As for the value of dissent, I have personally found Noam Chomsky both enlightening and moving (despite his rationalism), and would highly recommend the reading of his writings or the partaking of his many interviews, primarily for their excellence, but very secondarily, to orient oneself to my usage of the term dissent and my other "revolutionary rhetoric" (much of which is cribbed from Chomsky) should it confuse or fall into vaguery.
One last thing regarding Vincent. I took offense at the manner he chose to interact with me (i.e., by pretending I didn't exist and was not worth replying to). I pointed this out to him, and predictably, he said nothing.
I intend to stick around, at least until I'm voted off the island. I'm not going to scurry off into a little burrow of moralistic security, spewing condescension over my shoulder as I leave. I am flatly saying that I am not better than anyone here in any way, nor do I feel like I am wasting my time spent here. I see us all as equals who may have differing background and opinions, but who share an interest in the subject of poetry and the culture surrounding it.
Beyond that, debate, disagreement, and argument can only serve the good. Tempers may even flare and a few insults will be hurled. This happens. But insults are really of little significance. Sweeping dismissals, on the other hand, are supremely arrogant and offensive.
We need to welcome allies from all quarters.
Kate, I think allies of any inclination should be welcomed (and have been for the most part), but when someone asks us to accept him/her on the condition that we sacrifice our critical integrity and any right whatsoever to opinions that do not accord with his/hers, then I for one do not call this person an ally.
I would love to see po-profs and PoBiz insiders jumping ship and slumming it with us unwashed heathens, but before these hypothetical allies do this, they will have to become either dissenters themselves or at least become capable of tolerating and considering the dissent of others. One thing I feel adamant about is that we should tolerate no condescension and power politicking from the holy insiders who have sojourned here to save our souls and convert us to the one true religion of Po.
So if any true allies from the biz ever show up, I would love to plot with them how to take back poetry from the inside.
Therefore, would those indulging their worst natures with ad hom vitriolics and adversarial us-and-them orthodoxy, please put a sock in it!?
If we end up resorting to name calling instead of useful argument (which can
be vitriolic, adversarial, demonstrative, parodic, satirical, even absurd) we are only harming ourselves and the good that Alan has done, but no sock should ever be stuffed in anyone’s mouth, no matter how outraged the rhetoric it spews. We need our outrage, our vitriol, our dissent. Without them, we are neutered and silenced. That’s what the rhetoric of power wants, and I am quite happy to see our civil disobedience raging away. Some may criticize Vincent, provoking you to criticize them in return, and then me to stand up for them/us in opposing your criticism . . . which strikes me as all good, all perfectly healthy. It’s a good community dynamic, especially since we are dealing with unanswerables much of the time.
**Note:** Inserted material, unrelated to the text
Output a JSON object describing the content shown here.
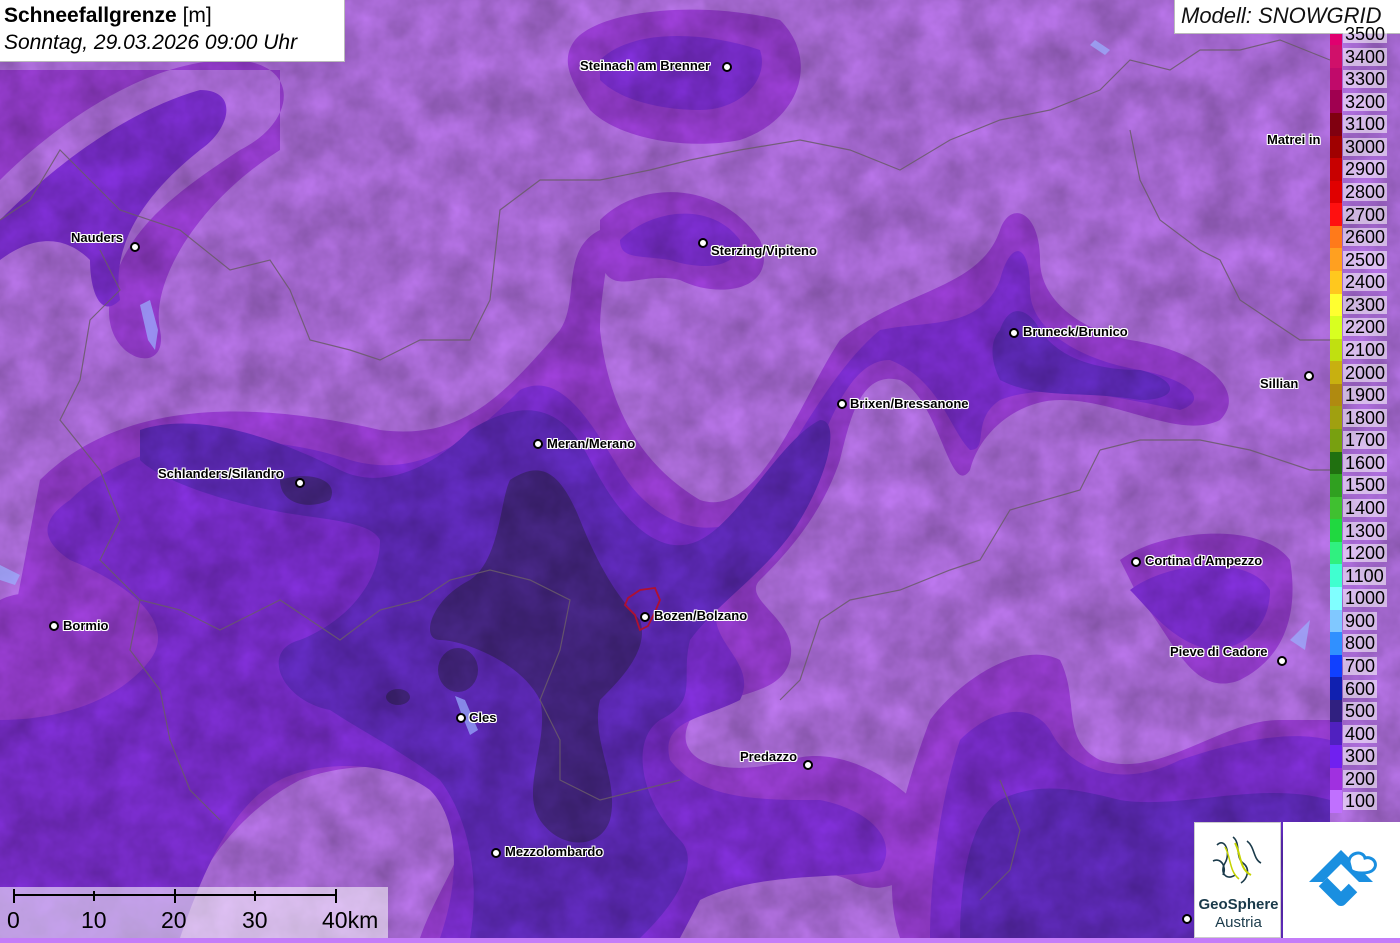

Which is, of course, merely my opinion blubbering out, nary a sock in sight.